It is for this reason that we do not calculate EA in the wire rope calculator; i.e. it is outside CalQlata’s definition of acceptable error margins.

Your customer is very observant in his suggestion that friction is taken into account in our calculation of E in the calculator, albeit not exactly:
a) The formula for E is for the bending plane (normal to the axis of the wire), it does not apply to the tensile modulus used for axial or torsional calculations (see explanation below)
b) The formula used in the calculator for bending stiffness has been established over many years of testing and applies to the cord at (or close to) 50% breaking strain
c) This formula applies to bend radii at or close to minimum bend radius

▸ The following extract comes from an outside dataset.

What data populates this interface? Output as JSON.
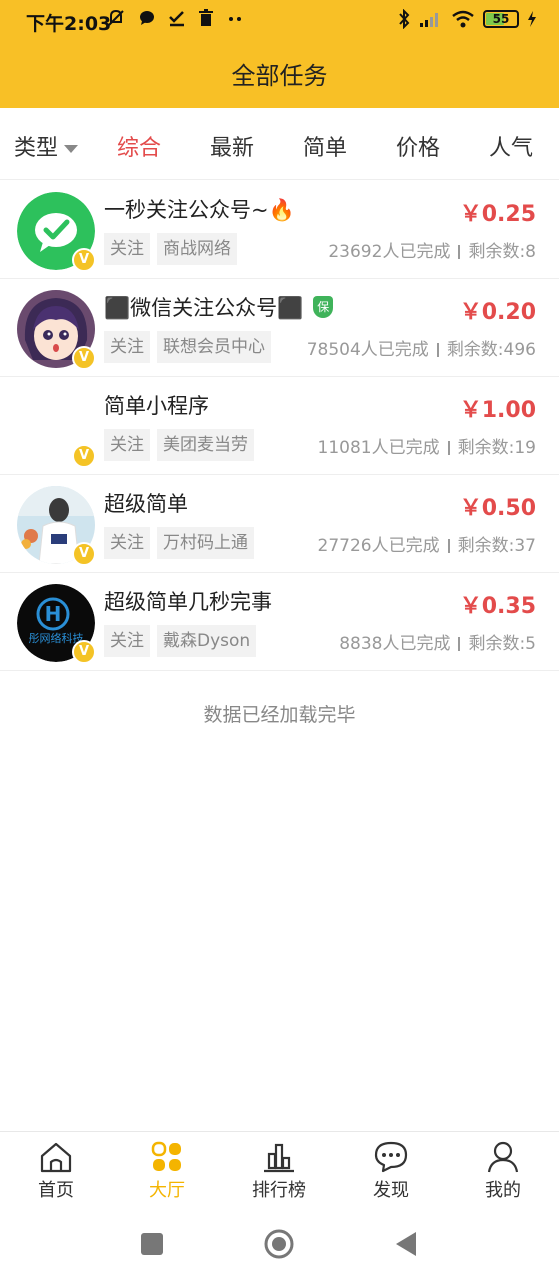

Whilst the above may not be much comfort, I can recommend a rule of thumb for his calculation, which appears to work at relatively low tensions (note: E for wire rope increases with tension), i.e. less than 50% breaking load:
EA = E.(½A).ρᵖ.Cos(average lay angle)
E = tensile modulus of the material from which the filaments are made
½A = half cross-sectional area of all the filaments (less than half the filaments will generate more than half the resistance at low tensions)
ρᵖ = packing density of the filaments
average lay angle = the average lay angle of all the filaments and the strands in the cord. Regular lay 7x7 is approximately 35° (strand angle - filament angle), lang lay will be approximately 55° (strand angle + filament angle)

It has been my experience that EA for most wire ropes (not OTR as this will be noticeably less) will be about 10% that expected for a solid piece of the filament wire material the same diameter of the wire rope. But the above calculation is more accurate. However, your customer’s cable configuration has only one strand and very large filament diameters, so I would expect his EA value to be nearer to 25% than 10%

E for torsional calculation of stiffness will be different for both directions of twist and will vary similarly to the values for E in EA but the angle you use in the calculation will be different.

Moreover, I must admit I have never studied the behaviour of Titanium in wire rope. It has a much lower tensile modulus that steel but if the filaments are kept within their elastic deformation range the calculations should work reasonably well. My only word of caution is that under significant compression (e.g. between two adjacent filaments) the coefficient of friction will be different, resulting in [slightly] higher EI values. I suggest that these should be increased by 5% for titanium over those predicted in the wire rope calculator.

All of that said, your customer has quite rightly pointed out that the technical help web page for this calculator does not make this sufficiently clear.